Many parents look forward to seeing their baby’s first teeth appear. Knowing what to expect and what to do will help ease your child’s discomfort.
When Do Baby Teeth First Start to Appear?
Usually, a baby will show signs of teething around six months, but babies can get their first teeth as early as three months. If you or other close family members got your baby teeth early, there’s a good chance your baby will too. Chewing on toys or fingers or biting can encourage teeth to arrive sooner rather than later.
Generally, the first teeth to appear are the two teeth right at the front of the lower jaw, called the lower central incisors. These are soon followed by the upper front teeth, called upper central incisors, and the upper lateral incisors, which are the two teeth on either side. These lateral incisors usually come through between the age of 8 months to a year. Your baby can expect to get their lower lateral incisors anywhere between 10 months and 16 months.
The very last teeth to make an appearance are the molars. The exact timing can vary quite a bit, but generally, the molars in the upper jaw begin erupting between the age of 13 months and 20 months. The lower molars come through between 14 and 18 months.
How Can I Tell If My Baby Is Teething?
Various signs can indicate your baby is beginning to get their teeth. If you look at their gums, they may look as if they are bulging, red and swollen. Your baby may begin to drool more frequently, and they might have a facial rash, or their cheeks will begin to look flushed. Children who are teething will often start to chew or suck on their toys or fist. Another common sign is noticing your child is pulling their ear on the same side of their face as an erupting tooth. The discomfort caused by teething can create difficulties with feeding, and your baby might become restless during the night or cry more frequently. Some children develop diarrhoea or a fever.
You can gently examine your baby’s mouth using clean fingers and touch them carefully to see if you can feel a hard tooth growing underneath the gums. However, if you spot a blister, called a teething blister, then you shouldn’t touch it. The blister is perfectly normal and should disappear without treatment, but otherwise, come and see us for help and advice.
Relieving Teething Discomfort

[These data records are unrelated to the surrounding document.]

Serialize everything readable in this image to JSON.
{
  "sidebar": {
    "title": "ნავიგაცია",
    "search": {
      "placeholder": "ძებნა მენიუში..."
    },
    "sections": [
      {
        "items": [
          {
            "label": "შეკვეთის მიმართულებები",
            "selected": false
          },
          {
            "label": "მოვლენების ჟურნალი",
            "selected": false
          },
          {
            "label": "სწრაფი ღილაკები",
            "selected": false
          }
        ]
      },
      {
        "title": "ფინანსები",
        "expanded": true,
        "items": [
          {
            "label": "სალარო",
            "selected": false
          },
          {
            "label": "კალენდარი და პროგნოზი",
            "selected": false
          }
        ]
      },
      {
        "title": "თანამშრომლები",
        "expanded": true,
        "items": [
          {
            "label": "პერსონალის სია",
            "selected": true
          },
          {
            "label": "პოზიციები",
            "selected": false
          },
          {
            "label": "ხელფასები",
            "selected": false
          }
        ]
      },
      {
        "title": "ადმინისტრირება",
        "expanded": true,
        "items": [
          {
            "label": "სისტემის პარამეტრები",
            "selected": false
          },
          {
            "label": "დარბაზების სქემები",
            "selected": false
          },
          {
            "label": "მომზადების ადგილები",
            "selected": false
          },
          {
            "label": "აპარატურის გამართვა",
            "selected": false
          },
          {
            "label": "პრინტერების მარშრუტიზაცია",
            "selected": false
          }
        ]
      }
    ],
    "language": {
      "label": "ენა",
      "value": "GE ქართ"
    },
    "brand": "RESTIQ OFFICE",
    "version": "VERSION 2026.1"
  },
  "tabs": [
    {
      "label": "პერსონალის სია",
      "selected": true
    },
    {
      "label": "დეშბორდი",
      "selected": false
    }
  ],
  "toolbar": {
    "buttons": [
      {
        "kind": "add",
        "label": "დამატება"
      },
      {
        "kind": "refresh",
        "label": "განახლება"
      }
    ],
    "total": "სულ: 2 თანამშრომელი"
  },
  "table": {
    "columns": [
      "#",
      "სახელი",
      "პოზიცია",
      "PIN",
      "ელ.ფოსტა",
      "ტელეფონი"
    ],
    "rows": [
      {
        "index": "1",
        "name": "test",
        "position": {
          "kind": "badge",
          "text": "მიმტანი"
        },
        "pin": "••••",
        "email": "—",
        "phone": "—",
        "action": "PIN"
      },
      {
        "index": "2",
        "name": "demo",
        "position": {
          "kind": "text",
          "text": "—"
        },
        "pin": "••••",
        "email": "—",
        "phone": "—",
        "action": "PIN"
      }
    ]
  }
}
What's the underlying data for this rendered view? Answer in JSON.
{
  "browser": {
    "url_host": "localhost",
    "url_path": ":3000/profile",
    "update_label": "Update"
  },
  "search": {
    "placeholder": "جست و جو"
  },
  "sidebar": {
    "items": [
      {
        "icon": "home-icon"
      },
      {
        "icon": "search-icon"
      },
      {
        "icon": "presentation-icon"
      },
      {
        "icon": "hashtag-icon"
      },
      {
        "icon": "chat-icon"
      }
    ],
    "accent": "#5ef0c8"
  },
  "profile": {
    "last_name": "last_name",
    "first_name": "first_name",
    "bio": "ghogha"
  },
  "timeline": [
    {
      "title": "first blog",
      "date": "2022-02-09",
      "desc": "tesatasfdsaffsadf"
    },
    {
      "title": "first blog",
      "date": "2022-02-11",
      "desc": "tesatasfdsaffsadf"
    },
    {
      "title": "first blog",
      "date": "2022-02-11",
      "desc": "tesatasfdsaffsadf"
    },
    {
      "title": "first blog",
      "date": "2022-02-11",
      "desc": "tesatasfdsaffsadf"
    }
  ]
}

Gently massaging your baby’s gums can help provide relief during teething. Otherwise, provide them with something cool to bite down on, such as a clean, damp washcloth left in the fridge for half an hour. Give your baby teething toys that have been pre-chilled in the fridge, but these should not be frozen. Offering your baby cold liquids like plain yoghurt or fruit purée can help soothe uncomfortable gums. If you feel your baby is in pain or excessive discomfort, contact your GP for help and advice.